Cardiology Board Review Question Answer and Explanation

Correct Answer:

(A) This condition is characterized by transient regional systolic dysfunction of the left ventricle (LV).

Stress cardiomyopathy (also called apical ballooning syndrome, Takotsubo cardiomyopathy, broken heart syndrome, and stress-induced cardiomyopathy) is a syndrome characterized by transient regional systolic dysfunction of the left ventricle (LV), mimicking myocardial infarction but in the absence of angiographic evidence of obstructive coronary artery disease or acute plaque rupture. Usually, the regional wall motion abnormality extends beyond the territory perfused by a single coronary artery. Stress cardiomyopathy was first described in 1990 in Japan.
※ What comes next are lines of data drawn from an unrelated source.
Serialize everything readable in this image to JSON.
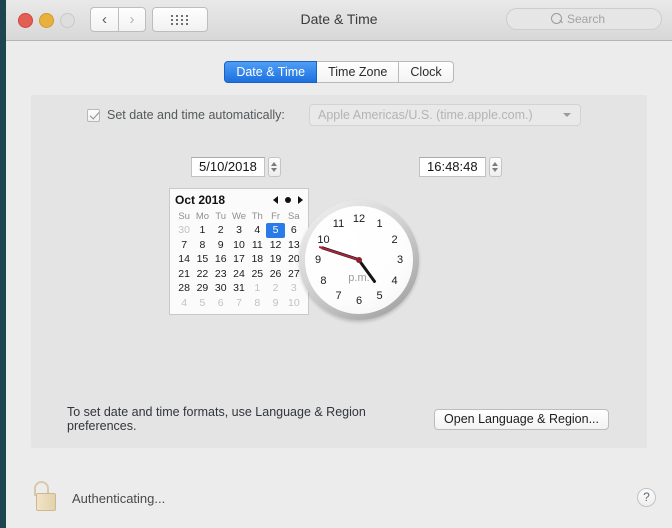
{
  "window": {
    "title": "Date & Time",
    "traffic_lights": [
      "close",
      "minimize",
      "zoom"
    ],
    "nav_back_icon": "chevron-left-icon",
    "nav_forward_icon": "chevron-right-icon",
    "grid_icon": "show-all-grid-icon"
  },
  "search": {
    "placeholder": "Search",
    "icon": "search-icon"
  },
  "tabs": [
    {
      "label": "Date & Time",
      "active": true
    },
    {
      "label": "Time Zone",
      "active": false
    },
    {
      "label": "Clock",
      "active": false
    }
  ],
  "auto_time": {
    "checkbox_checked": true,
    "label": "Set date and time automatically:",
    "server_value": "Apple Americas/U.S. (time.apple.com.)",
    "disabled": true
  },
  "date_field": {
    "value": "5/10/2018",
    "stepper_icon": "stepper-updown-icon"
  },
  "time_field": {
    "value": "16:48:48",
    "stepper_icon": "stepper-updown-icon"
  },
  "calendar": {
    "month_label": "Oct 2018",
    "prev_icon": "triangle-left-icon",
    "today_icon": "dot-icon",
    "next_icon": "triangle-right-icon",
    "day_headers": [
      "Su",
      "Mo",
      "Tu",
      "We",
      "Th",
      "Fr",
      "Sa"
    ],
    "selected_day": 5,
    "weeks": [
      [
        {
          "d": "30",
          "dim": true
        },
        {
          "d": "1"
        },
        {
          "d": "2"
        },
        {
          "d": "3"
        },
        {
          "d": "4"
        },
        {
          "d": "5",
          "sel": true
        },
        {
          "d": "6"
        }
      ],
      [
        {
          "d": "7"
        },
        {
          "d": "8"
        },
        {
          "d": "9"
        },
        {
          "d": "10"
        },
        {
          "d": "11"
        },
        {
          "d": "12"
        },
        {
          "d": "13"
        }
      ],
      [
        {
          "d": "14"
        },
        {
          "d": "15"
        },
        {
          "d": "16"
        },
        {
          "d": "17"
        },
        {
          "d": "18"
        },
        {
          "d": "19"
        },
        {
          "d": "20"
        }
      ],
      [
        {
          "d": "21"
        },
        {
          "d": "22"
        },
        {
          "d": "23"
        },
        {
          "d": "24"
        },
        {
          "d": "25"
        },
        {
          "d": "26"
        },
        {
          "d": "27"
        }
      ],
      [
        {
          "d": "28"
        },
        {
          "d": "29"
        },
        {
          "d": "30"
        },
        {
          "d": "31"
        },
        {
          "d": "1",
          "dim": true
        },
        {
          "d": "2",
          "dim": true
        },
        {
          "d": "3",
          "dim": true
        }
      ],
      [
        {
          "d": "4",
          "dim": true
        },
        {
          "d": "5",
          "dim": true
        },
        {
          "d": "6",
          "dim": true
        },
        {
          "d": "7",
          "dim": true
        },
        {
          "d": "8",
          "dim": true
        },
        {
          "d": "9",
          "dim": true
        },
        {
          "d": "10",
          "dim": true
        }
      ]
    ]
  },
  "clock": {
    "hour_numbers": [
      "12",
      "1",
      "2",
      "3",
      "4",
      "5",
      "6",
      "7",
      "8",
      "9",
      "10",
      "11"
    ],
    "meridiem_label": "p.m.",
    "hour_angle": 144,
    "minute_angle": 288,
    "second_angle": 288,
    "second_hand_color": "#a8233c"
  },
  "note": {
    "text": "To set date and time formats, use Language & Region preferences.",
    "button_label": "Open Language & Region..."
  },
  "footer": {
    "lock_icon": "unlocked-padlock-icon",
    "status_text": "Authenticating...",
    "help_label": "?"
  }
}
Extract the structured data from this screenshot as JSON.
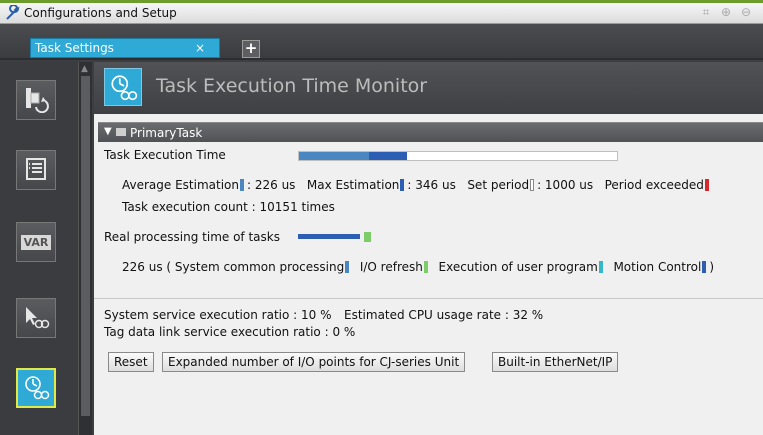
{
  "window": {
    "title": "Configurations and Setup"
  },
  "tabs": [
    {
      "label": "Task Settings",
      "active": true
    }
  ],
  "page": {
    "title": "Task Execution Time Monitor"
  },
  "section": {
    "label": "PrimaryTask"
  },
  "execution": {
    "label": "Task Execution Time",
    "bar": {
      "average_fraction": 0.22,
      "max_fraction": 0.34,
      "accent_avg": "#4a86c0",
      "accent_max": "#2c5fb3"
    },
    "average_label": "Average Estimation",
    "average_value": ": 226 us",
    "max_label": "Max Estimation",
    "max_value": ": 346 us",
    "set_period_label": "Set period",
    "set_period_value": ": 1000 us",
    "period_exceeded_label": "Period exceeded",
    "count_text": "Task execution count : 10151 times"
  },
  "realtime": {
    "label": "Real processing time of tasks",
    "value_text": "226 us ( System common processing",
    "io_label": "I/O refresh",
    "user_label": "Execution of user program",
    "motion_label": "Motion Control",
    "close_paren": ")"
  },
  "ratios": {
    "system_service": "System service execution ratio : 10 %",
    "cpu_usage": "Estimated CPU usage rate : 32 %",
    "tag_data_link": "Tag data link service execution ratio : 0 %"
  },
  "buttons": {
    "reset": "Reset",
    "expanded": "Expanded number of I/O points for CJ-series Unit",
    "ethernet": "Built-in EtherNet/IP"
  },
  "colors": {
    "accent": "#2fa9d6",
    "exceeded": "#d6262e",
    "io_refresh": "#7ccc6a",
    "user_program": "#34b7c9",
    "motion": "#2c5fb3"
  },
  "sidebar": {
    "icons": [
      "rebuild-icon",
      "list-icon",
      "var-icon",
      "cursor-task-icon",
      "task-monitor-icon"
    ],
    "var_label": "VAR"
  }
}
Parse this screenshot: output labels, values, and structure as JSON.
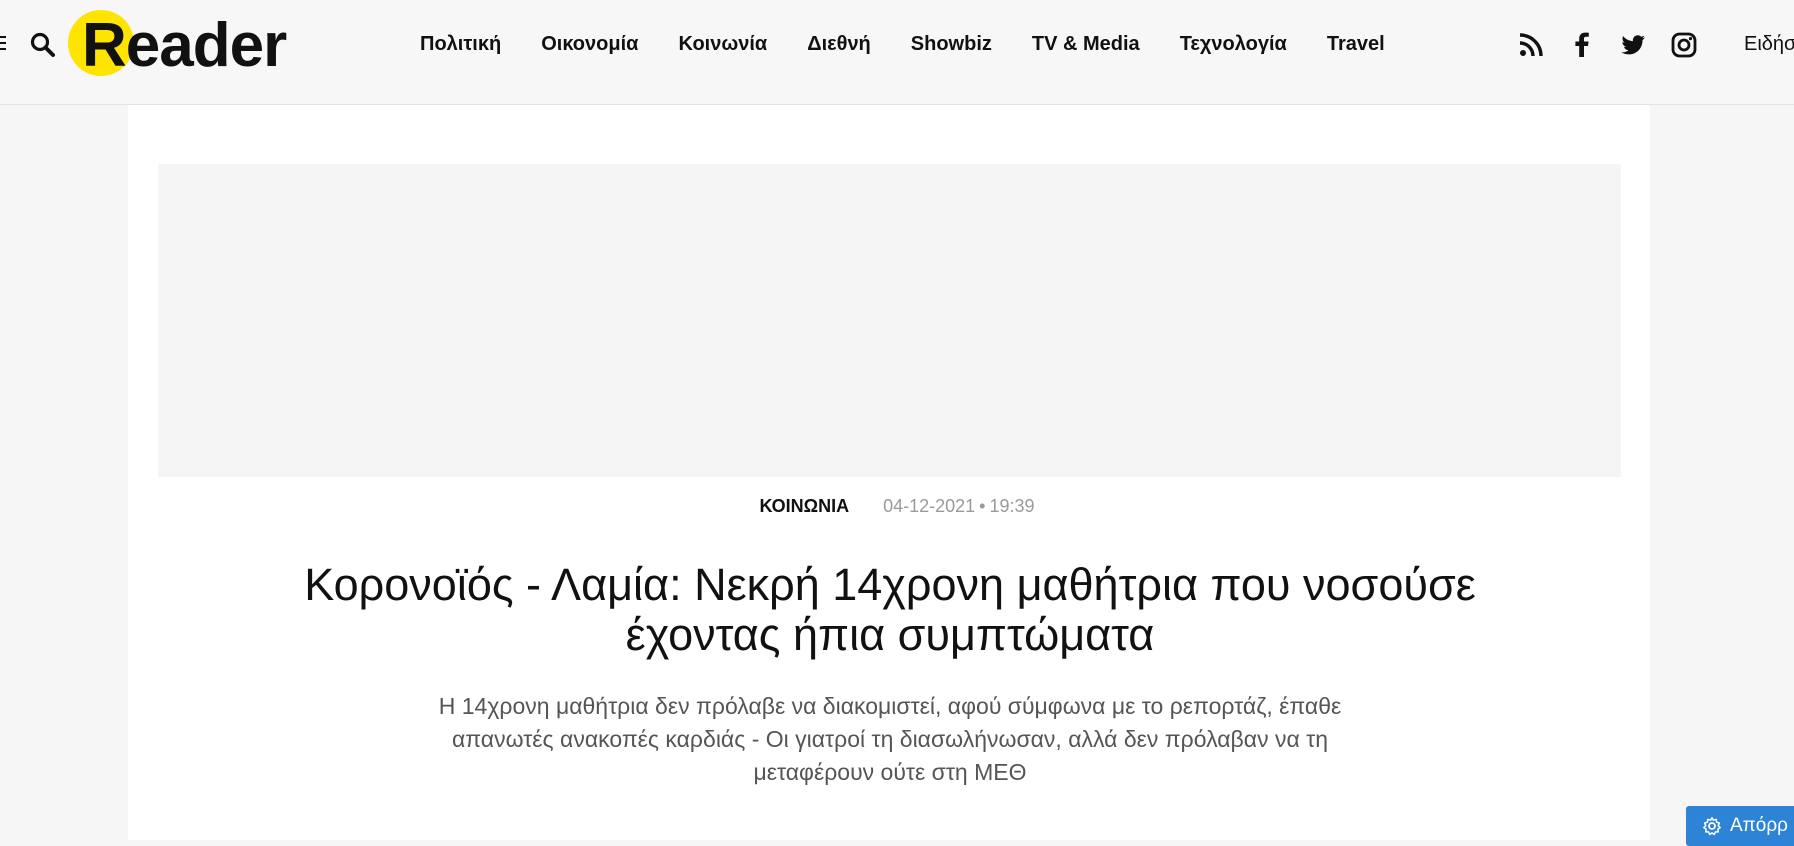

Incorrect Answers:

(B) The disorder commonly occurs concurrently with myocarditis.

The diagnostic criteria of stress cardiomyopathy includes the presence of transient regional wall motion abnormalities (typically not in a single coronary distribution), absence of angiographic evidence of obstructive coronary disease/acute plaque rupture, with presence of new electrocardiographic abnormalities or modest troponin elevation.  There must be an absence of pheochromocytoma or myocarditis to meet diagnostic criteria.

(C) The most common clinical presentation involves syncope.

While syncope (or dyspnea) can be a presenting feature, the clinical presentation of stress cardiomyopathy is similar to that of acute coronary syndrome. The most common presenting symptom is acute substernal chest pain.  Every physician must consider this syndrome when there are symptoms such as chest pain or dyspnea in combination with EKG changes, or elevations in troponin. As noted, it is preceded by the death of relatives, particularly if unexpected or in the context of domestic abuse, arguments, catastrophic medical diagnoses, devastating financial or gambling losses, natural disasters, or acute medical illness.

(D) An electrocardiogram is most commonly normal in these patients.

Electrocardiographic abnormalities are common in patients with stress cardiomyopathy. ST-segment elevation occurs most commonly in the anterior precordial leads and often is similar to that seen with acute ST-elevation MI. ST depression is a less common finding. QT interval prolongation, T wave inversion, abnormal Q waves, and non-specific abnormalities may also be seen.

COMMENTS